◆ Task item
Your answer should consist of every line from the records that holds the string "Routing".

App and web page records:
▬▬▬▬▬▬
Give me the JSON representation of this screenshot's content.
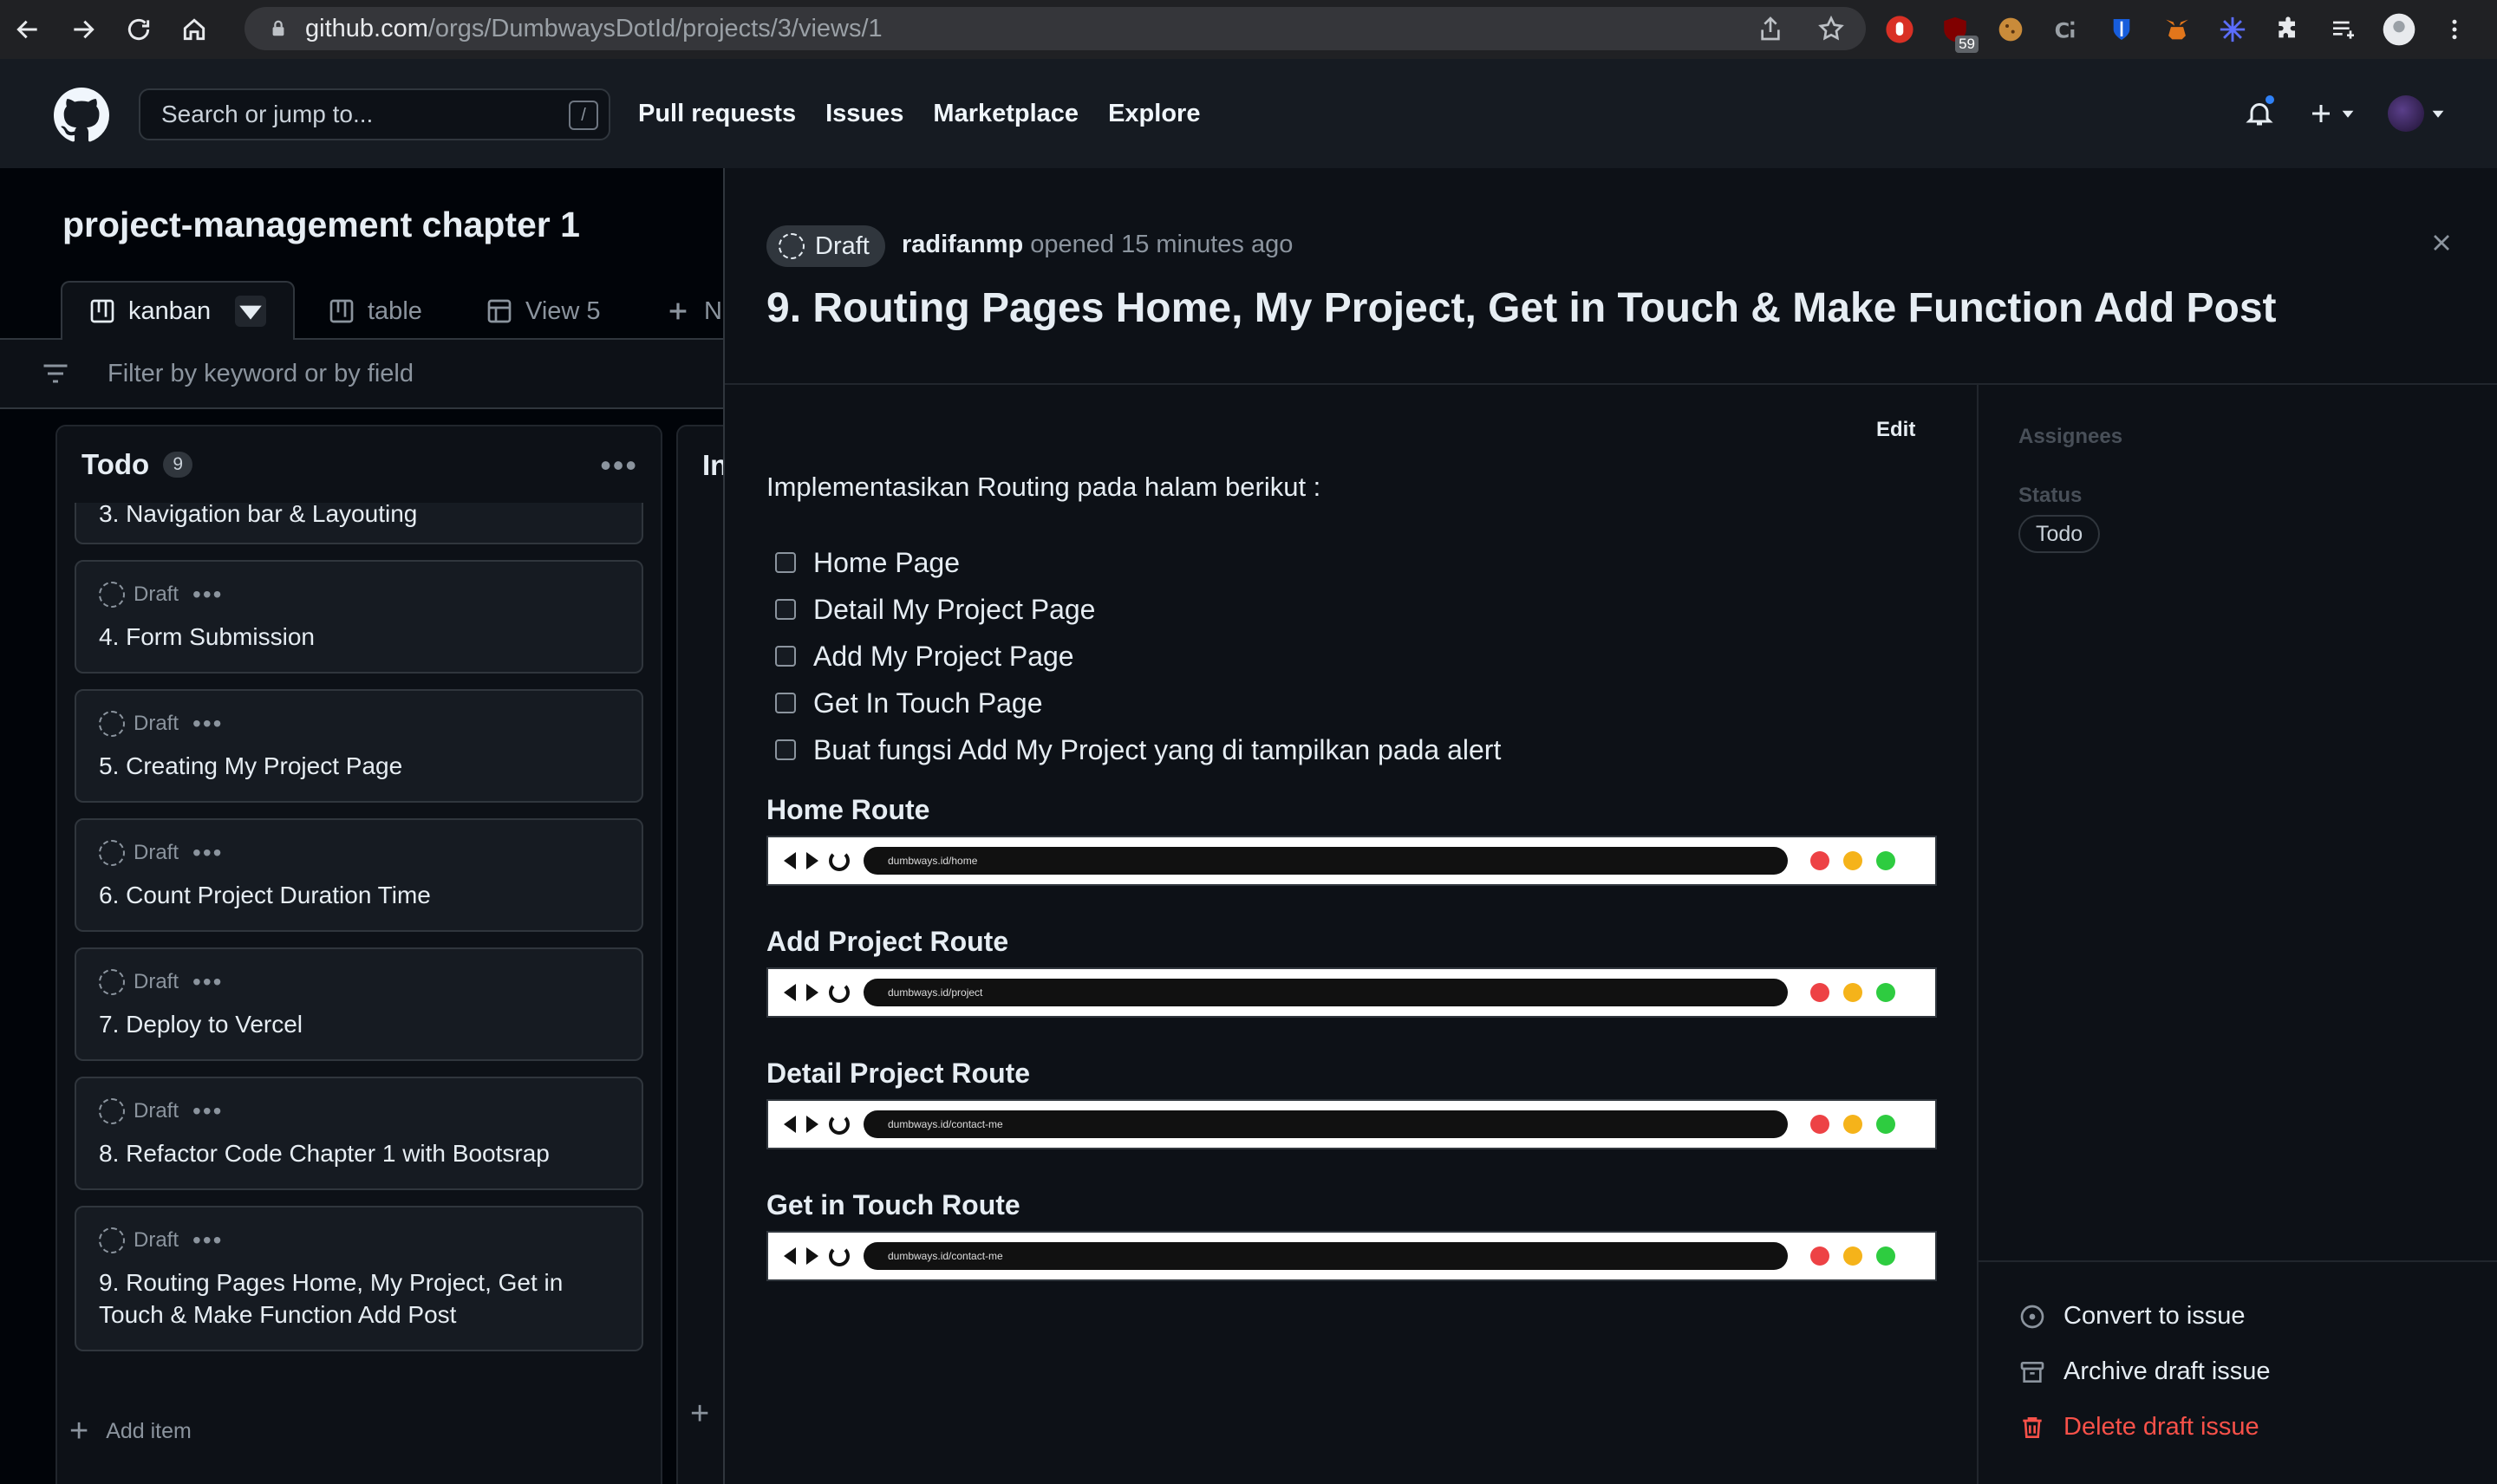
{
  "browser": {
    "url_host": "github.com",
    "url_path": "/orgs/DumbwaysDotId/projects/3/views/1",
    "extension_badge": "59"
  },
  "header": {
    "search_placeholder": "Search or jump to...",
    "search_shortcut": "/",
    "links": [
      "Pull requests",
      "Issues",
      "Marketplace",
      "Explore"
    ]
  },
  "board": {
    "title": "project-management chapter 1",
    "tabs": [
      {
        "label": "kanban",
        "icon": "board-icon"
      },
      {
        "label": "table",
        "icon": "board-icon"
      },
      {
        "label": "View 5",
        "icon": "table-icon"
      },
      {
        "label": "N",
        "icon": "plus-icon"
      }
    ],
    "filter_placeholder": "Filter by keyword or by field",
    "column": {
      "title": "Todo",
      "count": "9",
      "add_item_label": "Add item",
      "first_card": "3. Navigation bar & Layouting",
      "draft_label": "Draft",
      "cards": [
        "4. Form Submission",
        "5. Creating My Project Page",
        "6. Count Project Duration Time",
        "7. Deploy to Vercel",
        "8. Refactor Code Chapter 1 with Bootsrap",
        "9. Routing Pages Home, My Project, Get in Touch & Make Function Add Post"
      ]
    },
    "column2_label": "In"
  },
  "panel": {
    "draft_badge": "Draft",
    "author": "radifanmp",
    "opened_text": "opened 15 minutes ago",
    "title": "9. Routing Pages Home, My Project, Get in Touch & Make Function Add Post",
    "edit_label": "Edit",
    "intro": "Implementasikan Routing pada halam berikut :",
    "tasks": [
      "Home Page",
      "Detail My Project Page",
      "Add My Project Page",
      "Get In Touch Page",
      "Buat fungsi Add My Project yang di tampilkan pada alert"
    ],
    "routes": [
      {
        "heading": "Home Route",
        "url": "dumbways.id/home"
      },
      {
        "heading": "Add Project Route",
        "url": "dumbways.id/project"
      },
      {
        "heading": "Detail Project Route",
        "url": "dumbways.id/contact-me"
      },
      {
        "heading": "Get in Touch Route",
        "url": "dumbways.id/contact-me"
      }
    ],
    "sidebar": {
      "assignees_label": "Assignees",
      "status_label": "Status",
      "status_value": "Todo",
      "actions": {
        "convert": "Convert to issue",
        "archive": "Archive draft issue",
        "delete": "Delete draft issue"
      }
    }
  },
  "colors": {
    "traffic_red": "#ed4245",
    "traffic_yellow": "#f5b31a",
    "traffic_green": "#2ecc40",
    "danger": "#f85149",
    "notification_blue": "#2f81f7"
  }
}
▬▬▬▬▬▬
◆ Answer section
        "9. Routing Pages Home, My Project, Get in Touch & Make Function Add Post"
    "title": "9. Routing Pages Home, My Project, Get in Touch & Make Function Add Post",
    "intro": "Implementasikan Routing pada halam berikut :",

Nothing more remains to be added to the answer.